> **What to work on**
All of the data must be returned word for word.
———
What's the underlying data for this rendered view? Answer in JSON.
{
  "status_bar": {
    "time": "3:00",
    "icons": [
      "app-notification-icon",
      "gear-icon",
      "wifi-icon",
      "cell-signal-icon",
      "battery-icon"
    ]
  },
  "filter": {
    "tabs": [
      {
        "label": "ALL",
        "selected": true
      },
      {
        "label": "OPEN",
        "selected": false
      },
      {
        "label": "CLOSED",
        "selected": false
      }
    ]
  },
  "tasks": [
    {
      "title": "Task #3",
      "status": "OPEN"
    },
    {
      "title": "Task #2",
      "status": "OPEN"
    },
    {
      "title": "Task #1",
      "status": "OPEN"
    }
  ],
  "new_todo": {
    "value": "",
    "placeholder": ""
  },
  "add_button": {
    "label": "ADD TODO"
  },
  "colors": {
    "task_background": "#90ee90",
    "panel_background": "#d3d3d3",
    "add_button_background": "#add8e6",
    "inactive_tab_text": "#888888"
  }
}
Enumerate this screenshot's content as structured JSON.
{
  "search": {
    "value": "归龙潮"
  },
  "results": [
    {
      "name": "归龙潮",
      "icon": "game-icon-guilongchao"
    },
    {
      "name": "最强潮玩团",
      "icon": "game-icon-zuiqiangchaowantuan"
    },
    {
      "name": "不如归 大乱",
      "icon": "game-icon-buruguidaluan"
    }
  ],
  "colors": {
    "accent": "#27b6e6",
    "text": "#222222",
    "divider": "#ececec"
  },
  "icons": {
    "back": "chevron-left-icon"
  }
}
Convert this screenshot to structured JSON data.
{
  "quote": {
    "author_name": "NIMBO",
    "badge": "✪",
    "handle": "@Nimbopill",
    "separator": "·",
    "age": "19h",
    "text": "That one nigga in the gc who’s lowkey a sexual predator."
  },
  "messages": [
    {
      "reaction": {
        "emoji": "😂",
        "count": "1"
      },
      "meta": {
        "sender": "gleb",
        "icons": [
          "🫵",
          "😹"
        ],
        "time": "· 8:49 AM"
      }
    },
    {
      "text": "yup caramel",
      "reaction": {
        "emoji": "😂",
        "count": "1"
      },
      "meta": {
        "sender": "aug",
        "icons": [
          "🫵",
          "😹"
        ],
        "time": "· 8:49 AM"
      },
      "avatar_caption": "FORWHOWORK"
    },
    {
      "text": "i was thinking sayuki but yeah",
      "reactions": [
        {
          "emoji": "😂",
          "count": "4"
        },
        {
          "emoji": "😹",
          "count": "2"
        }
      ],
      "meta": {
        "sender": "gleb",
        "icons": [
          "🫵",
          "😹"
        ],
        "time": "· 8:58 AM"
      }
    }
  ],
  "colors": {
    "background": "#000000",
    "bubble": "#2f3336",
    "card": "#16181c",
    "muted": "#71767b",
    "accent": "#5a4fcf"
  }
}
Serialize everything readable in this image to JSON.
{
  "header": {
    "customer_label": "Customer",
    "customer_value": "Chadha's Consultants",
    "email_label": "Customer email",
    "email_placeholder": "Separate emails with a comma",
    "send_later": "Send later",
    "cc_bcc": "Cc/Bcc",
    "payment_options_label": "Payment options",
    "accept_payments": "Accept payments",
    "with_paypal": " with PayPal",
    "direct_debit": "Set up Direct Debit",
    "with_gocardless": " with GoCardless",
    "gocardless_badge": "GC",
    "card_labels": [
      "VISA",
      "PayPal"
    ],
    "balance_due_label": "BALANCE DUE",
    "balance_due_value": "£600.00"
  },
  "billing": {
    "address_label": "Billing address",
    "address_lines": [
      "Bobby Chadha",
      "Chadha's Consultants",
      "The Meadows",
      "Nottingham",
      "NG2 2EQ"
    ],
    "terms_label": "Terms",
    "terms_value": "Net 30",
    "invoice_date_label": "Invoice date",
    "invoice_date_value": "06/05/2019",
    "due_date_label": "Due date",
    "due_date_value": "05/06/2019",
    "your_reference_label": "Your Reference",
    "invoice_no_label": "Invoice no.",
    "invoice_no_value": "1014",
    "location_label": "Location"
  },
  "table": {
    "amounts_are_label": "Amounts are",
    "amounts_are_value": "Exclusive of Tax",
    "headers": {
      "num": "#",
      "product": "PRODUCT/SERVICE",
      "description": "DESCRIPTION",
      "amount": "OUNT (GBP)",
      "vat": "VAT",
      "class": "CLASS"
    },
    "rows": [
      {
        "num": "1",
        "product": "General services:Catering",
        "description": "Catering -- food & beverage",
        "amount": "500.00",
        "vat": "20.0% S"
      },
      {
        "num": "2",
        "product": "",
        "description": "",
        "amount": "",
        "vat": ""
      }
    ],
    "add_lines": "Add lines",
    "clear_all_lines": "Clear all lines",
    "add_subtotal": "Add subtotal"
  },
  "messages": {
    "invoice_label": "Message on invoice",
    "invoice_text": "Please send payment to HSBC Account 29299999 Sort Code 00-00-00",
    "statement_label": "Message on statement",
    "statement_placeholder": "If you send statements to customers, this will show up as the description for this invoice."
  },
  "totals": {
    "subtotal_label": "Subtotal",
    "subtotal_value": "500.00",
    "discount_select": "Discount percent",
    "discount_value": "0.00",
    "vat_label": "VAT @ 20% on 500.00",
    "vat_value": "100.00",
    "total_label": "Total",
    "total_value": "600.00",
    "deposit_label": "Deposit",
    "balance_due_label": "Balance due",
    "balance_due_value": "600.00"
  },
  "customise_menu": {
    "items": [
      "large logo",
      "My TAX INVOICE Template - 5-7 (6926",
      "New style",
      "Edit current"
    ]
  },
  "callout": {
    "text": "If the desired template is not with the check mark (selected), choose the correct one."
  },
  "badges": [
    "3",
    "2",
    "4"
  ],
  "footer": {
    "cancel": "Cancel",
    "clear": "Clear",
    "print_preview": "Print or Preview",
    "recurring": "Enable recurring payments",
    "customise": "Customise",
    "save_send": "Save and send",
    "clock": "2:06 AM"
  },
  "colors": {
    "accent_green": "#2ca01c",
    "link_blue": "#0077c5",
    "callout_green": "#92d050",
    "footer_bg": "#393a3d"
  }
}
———
> **Written answer**
What's the underlying data for this rendered view? Answer in JSON.
{
  "status_bar": {
    "time": "3:00",
    "icons": [
      "app-notification-icon",
      "gear-icon",
      "wifi-icon",
      "cell-signal-icon",
      "battery-icon"
    ]
  },
  "filter": {
    "tabs": [
      {
        "label": "ALL",
        "selected": true
      },
      {
        "label": "OPEN",
        "selected": false
      },
      {
        "label": "CLOSED",
        "selected": false
      }
    ]
  },
  "tasks": [
    {
      "title": "Task #3",
      "status": "OPEN"
    },
    {
      "title": "Task #2",
      "status": "OPEN"
    },
    {
      "title": "Task #1",
      "status": "OPEN"
    }
  ],
  "new_todo": {
    "value": "",
    "placeholder": ""
  },
  "add_button": {
    "label": "ADD TODO"
  },
  "colors": {
    "task_background": "#90ee90",
    "panel_background": "#d3d3d3",
    "add_button_background": "#add8e6",
    "inactive_tab_text": "#888888"
  }
}
Enumerate this screenshot's content as structured JSON.
{
  "search": {
    "value": "归龙潮"
  },
  "results": [
    {
      "name": "归龙潮",
      "icon": "game-icon-guilongchao"
    },
    {
      "name": "最强潮玩团",
      "icon": "game-icon-zuiqiangchaowantuan"
    },
    {
      "name": "不如归 大乱",
      "icon": "game-icon-buruguidaluan"
    }
  ],
  "colors": {
    "accent": "#27b6e6",
    "text": "#222222",
    "divider": "#ececec"
  },
  "icons": {
    "back": "chevron-left-icon"
  }
}
Convert this screenshot to structured JSON data.
{
  "quote": {
    "author_name": "NIMBO",
    "badge": "✪",
    "handle": "@Nimbopill",
    "separator": "·",
    "age": "19h",
    "text": "That one nigga in the gc who’s lowkey a sexual predator."
  },
  "messages": [
    {
      "reaction": {
        "emoji": "😂",
        "count": "1"
      },
      "meta": {
        "sender": "gleb",
        "icons": [
          "🫵",
          "😹"
        ],
        "time": "· 8:49 AM"
      }
    },
    {
      "text": "yup caramel",
      "reaction": {
        "emoji": "😂",
        "count": "1"
      },
      "meta": {
        "sender": "aug",
        "icons": [
          "🫵",
          "😹"
        ],
        "time": "· 8:49 AM"
      },
      "avatar_caption": "FORWHOWORK"
    },
    {
      "text": "i was thinking sayuki but yeah",
      "reactions": [
        {
          "emoji": "😂",
          "count": "4"
        },
        {
          "emoji": "😹",
          "count": "2"
        }
      ],
      "meta": {
        "sender": "gleb",
        "icons": [
          "🫵",
          "😹"
        ],
        "time": "· 8:58 AM"
      }
    }
  ],
  "colors": {
    "background": "#000000",
    "bubble": "#2f3336",
    "card": "#16181c",
    "muted": "#71767b",
    "accent": "#5a4fcf"
  }
}
Serialize everything readable in this image to JSON.
{
  "header": {
    "customer_label": "Customer",
    "customer_value": "Chadha's Consultants",
    "email_label": "Customer email",
    "email_placeholder": "Separate emails with a comma",
    "send_later": "Send later",
    "cc_bcc": "Cc/Bcc",
    "payment_options_label": "Payment options",
    "accept_payments": "Accept payments",
    "with_paypal": " with PayPal",
    "direct_debit": "Set up Direct Debit",
    "with_gocardless": " with GoCardless",
    "gocardless_badge": "GC",
    "card_labels": [
      "VISA",
      "PayPal"
    ],
    "balance_due_label": "BALANCE DUE",
    "balance_due_value": "£600.00"
  },
  "billing": {
    "address_label": "Billing address",
    "address_lines": [
      "Bobby Chadha",
      "Chadha's Consultants",
      "The Meadows",
      "Nottingham",
      "NG2 2EQ"
    ],
    "terms_label": "Terms",
    "terms_value": "Net 30",
    "invoice_date_label": "Invoice date",
    "invoice_date_value": "06/05/2019",
    "due_date_label": "Due date",
    "due_date_value": "05/06/2019",
    "your_reference_label": "Your Reference",
    "invoice_no_label": "Invoice no.",
    "invoice_no_value": "1014",
    "location_label": "Location"
  },
  "table": {
    "amounts_are_label": "Amounts are",
    "amounts_are_value": "Exclusive of Tax",
    "headers": {
      "num": "#",
      "product": "PRODUCT/SERVICE",
      "description": "DESCRIPTION",
      "amount": "OUNT (GBP)",
      "vat": "VAT",
      "class": "CLASS"
    },
    "rows": [
      {
        "num": "1",
        "product": "General services:Catering",
        "description": "Catering -- food & beverage",
        "amount": "500.00",
        "vat": "20.0% S"
      },
      {
        "num": "2",
        "product": "",
        "description": "",
        "amount": "",
        "vat": ""
      }
    ],
    "add_lines": "Add lines",
    "clear_all_lines": "Clear all lines",
    "add_subtotal": "Add subtotal"
  },
  "messages": {
    "invoice_label": "Message on invoice",
    "invoice_text": "Please send payment to HSBC Account 29299999 Sort Code 00-00-00",
    "statement_label": "Message on statement",
    "statement_placeholder": "If you send statements to customers, this will show up as the description for this invoice."
  },
  "totals": {
    "subtotal_label": "Subtotal",
    "subtotal_value": "500.00",
    "discount_select": "Discount percent",
    "discount_value": "0.00",
    "vat_label": "VAT @ 20% on 500.00",
    "vat_value": "100.00",
    "total_label": "Total",
    "total_value": "600.00",
    "deposit_label": "Deposit",
    "balance_due_label": "Balance due",
    "balance_due_value": "600.00"
  },
  "customise_menu": {
    "items": [
      "large logo",
      "My TAX INVOICE Template - 5-7 (6926",
      "New style",
      "Edit current"
    ]
  },
  "callout": {
    "text": "If the desired template is not with the check mark (selected), choose the correct one."
  },
  "badges": [
    "3",
    "2",
    "4"
  ],
  "footer": {
    "cancel": "Cancel",
    "clear": "Clear",
    "print_preview": "Print or Preview",
    "recurring": "Enable recurring payments",
    "customise": "Customise",
    "save_send": "Save and send",
    "clock": "2:06 AM"
  },
  "colors": {
    "accent_green": "#2ca01c",
    "link_blue": "#0077c5",
    "callout_green": "#92d050",
    "footer_bg": "#393a3d"
  }
}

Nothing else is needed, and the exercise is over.